→ **Task objective**
Each line below that holds the word "USDLFX" counts once; state the total number of such lines and nothing else.

→ **Page and application data records**
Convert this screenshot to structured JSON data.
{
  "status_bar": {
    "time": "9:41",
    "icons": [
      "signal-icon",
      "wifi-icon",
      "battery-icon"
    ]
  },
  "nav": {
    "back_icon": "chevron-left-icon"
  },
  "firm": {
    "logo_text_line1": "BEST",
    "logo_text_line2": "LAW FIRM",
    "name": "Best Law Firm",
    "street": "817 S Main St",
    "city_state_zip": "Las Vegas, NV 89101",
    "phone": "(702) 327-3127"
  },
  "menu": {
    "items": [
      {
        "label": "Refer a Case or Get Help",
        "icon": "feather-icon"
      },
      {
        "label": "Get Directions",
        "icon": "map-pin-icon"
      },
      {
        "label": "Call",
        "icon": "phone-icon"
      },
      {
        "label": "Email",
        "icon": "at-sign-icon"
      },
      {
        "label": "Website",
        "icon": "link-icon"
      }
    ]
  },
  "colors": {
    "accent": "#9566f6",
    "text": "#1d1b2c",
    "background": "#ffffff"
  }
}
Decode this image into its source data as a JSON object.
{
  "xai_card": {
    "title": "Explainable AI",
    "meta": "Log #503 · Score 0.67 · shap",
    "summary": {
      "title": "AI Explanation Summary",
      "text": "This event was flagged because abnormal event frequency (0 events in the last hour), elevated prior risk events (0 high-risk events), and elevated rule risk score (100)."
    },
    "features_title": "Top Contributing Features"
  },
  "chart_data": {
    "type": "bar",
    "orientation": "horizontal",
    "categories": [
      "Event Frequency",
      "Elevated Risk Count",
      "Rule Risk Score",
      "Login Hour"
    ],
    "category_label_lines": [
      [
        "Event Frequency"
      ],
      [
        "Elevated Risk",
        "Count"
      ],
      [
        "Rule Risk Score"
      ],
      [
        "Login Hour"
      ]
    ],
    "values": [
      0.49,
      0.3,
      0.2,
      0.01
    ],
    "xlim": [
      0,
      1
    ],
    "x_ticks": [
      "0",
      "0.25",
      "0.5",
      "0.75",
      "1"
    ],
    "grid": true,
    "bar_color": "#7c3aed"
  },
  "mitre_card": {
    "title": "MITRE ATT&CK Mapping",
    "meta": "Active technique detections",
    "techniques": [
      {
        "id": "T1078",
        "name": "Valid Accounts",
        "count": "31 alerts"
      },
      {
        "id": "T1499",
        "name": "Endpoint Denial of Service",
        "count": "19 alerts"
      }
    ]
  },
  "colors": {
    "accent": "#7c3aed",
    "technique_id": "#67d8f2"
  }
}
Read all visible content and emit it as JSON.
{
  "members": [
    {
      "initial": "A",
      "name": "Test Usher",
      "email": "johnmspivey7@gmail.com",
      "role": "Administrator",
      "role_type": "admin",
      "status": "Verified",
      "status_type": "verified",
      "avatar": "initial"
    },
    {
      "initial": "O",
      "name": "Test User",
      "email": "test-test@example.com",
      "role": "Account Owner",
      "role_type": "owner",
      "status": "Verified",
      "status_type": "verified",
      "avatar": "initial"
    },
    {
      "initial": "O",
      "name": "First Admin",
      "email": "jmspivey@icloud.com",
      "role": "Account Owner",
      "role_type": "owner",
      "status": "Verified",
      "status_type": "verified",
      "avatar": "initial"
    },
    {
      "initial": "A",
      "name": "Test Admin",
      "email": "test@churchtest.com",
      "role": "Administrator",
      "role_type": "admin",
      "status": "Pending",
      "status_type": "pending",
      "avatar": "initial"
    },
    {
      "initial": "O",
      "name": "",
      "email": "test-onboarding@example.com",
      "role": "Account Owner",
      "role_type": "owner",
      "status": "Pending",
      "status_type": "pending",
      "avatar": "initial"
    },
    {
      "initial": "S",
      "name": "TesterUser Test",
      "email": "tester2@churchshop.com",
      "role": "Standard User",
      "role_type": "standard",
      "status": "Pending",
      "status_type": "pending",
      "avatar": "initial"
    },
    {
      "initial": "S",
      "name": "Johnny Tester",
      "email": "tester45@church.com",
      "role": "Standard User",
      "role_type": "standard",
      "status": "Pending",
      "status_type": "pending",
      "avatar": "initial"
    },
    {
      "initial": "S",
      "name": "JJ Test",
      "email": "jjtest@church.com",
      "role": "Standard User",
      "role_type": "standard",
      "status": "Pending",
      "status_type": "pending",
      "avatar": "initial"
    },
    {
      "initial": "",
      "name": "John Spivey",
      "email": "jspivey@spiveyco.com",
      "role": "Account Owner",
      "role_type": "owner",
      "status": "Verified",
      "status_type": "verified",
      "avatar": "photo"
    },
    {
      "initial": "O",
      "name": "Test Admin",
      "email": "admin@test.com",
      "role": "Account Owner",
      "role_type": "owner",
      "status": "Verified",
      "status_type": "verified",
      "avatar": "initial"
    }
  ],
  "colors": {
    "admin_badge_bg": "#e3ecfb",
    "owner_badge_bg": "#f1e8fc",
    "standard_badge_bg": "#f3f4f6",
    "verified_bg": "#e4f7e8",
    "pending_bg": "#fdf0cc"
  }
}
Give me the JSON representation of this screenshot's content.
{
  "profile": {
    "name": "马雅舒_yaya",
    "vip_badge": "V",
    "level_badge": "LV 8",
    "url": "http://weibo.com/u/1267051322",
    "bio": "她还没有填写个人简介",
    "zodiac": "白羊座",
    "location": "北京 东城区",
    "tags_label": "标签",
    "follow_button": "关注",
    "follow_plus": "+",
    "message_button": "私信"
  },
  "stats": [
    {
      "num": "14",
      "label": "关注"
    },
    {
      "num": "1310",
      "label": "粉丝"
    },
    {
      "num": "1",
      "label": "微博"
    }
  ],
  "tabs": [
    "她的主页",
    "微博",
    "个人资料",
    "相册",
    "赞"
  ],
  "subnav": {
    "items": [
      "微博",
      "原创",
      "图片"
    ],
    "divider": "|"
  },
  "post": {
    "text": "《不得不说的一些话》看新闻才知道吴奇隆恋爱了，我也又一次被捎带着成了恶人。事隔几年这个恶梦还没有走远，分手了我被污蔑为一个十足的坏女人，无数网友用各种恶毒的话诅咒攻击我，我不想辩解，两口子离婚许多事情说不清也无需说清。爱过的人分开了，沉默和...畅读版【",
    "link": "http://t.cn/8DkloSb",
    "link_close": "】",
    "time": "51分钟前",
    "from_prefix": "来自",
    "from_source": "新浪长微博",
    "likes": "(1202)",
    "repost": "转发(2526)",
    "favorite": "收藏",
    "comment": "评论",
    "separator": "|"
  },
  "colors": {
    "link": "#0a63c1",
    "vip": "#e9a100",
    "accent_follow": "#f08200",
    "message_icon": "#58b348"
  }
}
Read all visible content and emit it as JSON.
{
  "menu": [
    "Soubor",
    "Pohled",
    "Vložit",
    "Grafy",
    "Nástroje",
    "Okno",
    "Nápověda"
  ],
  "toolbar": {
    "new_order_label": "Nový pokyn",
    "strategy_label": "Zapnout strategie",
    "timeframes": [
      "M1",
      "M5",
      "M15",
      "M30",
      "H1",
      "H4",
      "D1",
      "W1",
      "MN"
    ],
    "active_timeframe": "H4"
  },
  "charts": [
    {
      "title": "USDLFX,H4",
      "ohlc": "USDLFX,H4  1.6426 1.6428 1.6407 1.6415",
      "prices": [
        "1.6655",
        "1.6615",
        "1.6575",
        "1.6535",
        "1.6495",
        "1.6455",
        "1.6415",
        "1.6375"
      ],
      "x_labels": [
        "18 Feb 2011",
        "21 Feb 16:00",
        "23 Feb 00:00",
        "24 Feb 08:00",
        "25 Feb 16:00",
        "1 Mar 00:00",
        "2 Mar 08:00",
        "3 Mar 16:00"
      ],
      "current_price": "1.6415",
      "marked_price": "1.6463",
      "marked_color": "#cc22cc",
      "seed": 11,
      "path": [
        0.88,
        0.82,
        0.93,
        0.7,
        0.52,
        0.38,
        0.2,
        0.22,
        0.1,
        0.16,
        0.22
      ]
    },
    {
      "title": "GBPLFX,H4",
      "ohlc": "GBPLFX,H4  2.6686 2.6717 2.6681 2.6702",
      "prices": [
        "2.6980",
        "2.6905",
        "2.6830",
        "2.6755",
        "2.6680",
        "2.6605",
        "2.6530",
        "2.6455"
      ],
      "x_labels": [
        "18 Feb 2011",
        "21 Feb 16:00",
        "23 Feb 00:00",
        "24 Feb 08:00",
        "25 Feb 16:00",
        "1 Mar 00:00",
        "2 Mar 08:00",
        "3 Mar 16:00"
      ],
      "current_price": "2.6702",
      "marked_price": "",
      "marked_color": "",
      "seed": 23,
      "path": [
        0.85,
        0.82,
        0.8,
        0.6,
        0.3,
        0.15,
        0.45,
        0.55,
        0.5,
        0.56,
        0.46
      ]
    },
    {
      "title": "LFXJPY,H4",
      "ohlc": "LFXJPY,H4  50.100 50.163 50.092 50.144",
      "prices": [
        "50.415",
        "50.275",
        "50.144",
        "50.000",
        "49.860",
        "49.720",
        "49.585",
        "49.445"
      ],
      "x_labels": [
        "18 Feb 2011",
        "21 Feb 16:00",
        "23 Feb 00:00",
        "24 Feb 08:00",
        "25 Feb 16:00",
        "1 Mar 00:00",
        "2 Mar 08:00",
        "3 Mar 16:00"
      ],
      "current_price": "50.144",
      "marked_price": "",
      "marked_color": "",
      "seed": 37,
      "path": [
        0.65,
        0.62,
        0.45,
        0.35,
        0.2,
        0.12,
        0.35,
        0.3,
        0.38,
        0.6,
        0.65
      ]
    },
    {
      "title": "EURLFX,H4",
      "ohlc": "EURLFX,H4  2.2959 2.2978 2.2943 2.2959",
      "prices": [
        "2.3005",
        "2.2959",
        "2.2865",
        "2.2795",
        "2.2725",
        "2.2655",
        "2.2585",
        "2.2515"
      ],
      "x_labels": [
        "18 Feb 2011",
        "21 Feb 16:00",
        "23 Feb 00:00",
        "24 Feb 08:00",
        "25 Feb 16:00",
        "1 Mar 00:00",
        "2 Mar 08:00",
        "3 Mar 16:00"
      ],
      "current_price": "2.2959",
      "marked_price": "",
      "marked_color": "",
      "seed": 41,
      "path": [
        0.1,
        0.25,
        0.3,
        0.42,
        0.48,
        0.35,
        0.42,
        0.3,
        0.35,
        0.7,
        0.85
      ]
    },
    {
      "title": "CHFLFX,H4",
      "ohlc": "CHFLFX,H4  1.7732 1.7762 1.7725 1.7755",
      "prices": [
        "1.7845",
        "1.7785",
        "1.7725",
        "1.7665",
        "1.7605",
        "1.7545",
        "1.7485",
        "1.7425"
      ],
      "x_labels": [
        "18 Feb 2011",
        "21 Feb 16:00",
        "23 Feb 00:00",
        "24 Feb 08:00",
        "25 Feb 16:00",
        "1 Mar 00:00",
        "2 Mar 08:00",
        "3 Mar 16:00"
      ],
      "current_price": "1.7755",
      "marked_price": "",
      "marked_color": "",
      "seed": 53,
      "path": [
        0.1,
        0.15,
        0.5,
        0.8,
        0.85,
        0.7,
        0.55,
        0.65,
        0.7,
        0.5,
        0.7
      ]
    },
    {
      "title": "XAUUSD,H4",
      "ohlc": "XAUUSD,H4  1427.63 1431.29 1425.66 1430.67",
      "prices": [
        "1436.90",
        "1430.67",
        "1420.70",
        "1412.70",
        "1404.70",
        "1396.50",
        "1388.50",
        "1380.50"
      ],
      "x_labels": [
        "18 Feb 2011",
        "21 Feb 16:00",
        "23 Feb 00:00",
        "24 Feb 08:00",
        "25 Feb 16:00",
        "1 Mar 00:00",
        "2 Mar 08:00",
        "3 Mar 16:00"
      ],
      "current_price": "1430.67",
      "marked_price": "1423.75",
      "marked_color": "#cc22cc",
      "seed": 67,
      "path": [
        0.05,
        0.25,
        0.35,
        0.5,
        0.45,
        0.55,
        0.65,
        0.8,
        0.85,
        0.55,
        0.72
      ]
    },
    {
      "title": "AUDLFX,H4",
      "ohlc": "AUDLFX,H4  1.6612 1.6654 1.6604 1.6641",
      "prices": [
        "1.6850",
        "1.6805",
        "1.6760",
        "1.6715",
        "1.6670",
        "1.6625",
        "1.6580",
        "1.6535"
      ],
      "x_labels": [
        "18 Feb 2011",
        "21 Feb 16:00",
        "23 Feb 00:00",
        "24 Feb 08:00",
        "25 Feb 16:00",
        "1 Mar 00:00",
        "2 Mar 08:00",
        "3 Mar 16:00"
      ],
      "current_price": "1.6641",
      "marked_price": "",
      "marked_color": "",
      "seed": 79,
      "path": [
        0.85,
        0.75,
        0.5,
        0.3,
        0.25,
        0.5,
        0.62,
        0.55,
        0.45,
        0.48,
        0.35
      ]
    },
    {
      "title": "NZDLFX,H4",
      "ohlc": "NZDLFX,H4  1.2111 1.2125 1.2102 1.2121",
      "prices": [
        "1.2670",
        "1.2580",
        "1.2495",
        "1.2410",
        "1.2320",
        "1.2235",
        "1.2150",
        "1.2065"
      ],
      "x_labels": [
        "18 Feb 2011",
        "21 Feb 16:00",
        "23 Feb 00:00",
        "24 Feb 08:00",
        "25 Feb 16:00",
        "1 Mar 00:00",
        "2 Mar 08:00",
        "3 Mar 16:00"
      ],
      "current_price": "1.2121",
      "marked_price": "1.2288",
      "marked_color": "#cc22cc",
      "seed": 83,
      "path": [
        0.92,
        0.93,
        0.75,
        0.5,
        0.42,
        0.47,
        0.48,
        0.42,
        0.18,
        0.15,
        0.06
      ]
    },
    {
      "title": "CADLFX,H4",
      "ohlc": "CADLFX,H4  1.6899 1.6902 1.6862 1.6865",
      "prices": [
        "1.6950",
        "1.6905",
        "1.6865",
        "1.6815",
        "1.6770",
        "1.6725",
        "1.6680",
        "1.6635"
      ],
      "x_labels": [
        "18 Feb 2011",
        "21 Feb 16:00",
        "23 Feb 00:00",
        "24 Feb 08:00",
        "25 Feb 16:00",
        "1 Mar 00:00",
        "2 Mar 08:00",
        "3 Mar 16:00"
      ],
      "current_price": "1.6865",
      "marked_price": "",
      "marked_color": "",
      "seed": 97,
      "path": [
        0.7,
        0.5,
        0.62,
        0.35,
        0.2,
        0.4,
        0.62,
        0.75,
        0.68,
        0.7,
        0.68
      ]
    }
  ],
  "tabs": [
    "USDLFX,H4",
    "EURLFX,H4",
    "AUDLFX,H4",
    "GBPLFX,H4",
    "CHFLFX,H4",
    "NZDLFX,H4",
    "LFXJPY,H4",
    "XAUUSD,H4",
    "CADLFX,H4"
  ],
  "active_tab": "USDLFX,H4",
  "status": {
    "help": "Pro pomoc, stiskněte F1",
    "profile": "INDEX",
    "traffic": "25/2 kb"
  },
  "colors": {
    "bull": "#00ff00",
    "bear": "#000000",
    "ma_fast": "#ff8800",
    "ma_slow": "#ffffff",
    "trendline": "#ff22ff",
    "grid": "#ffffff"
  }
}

→ **Result**
4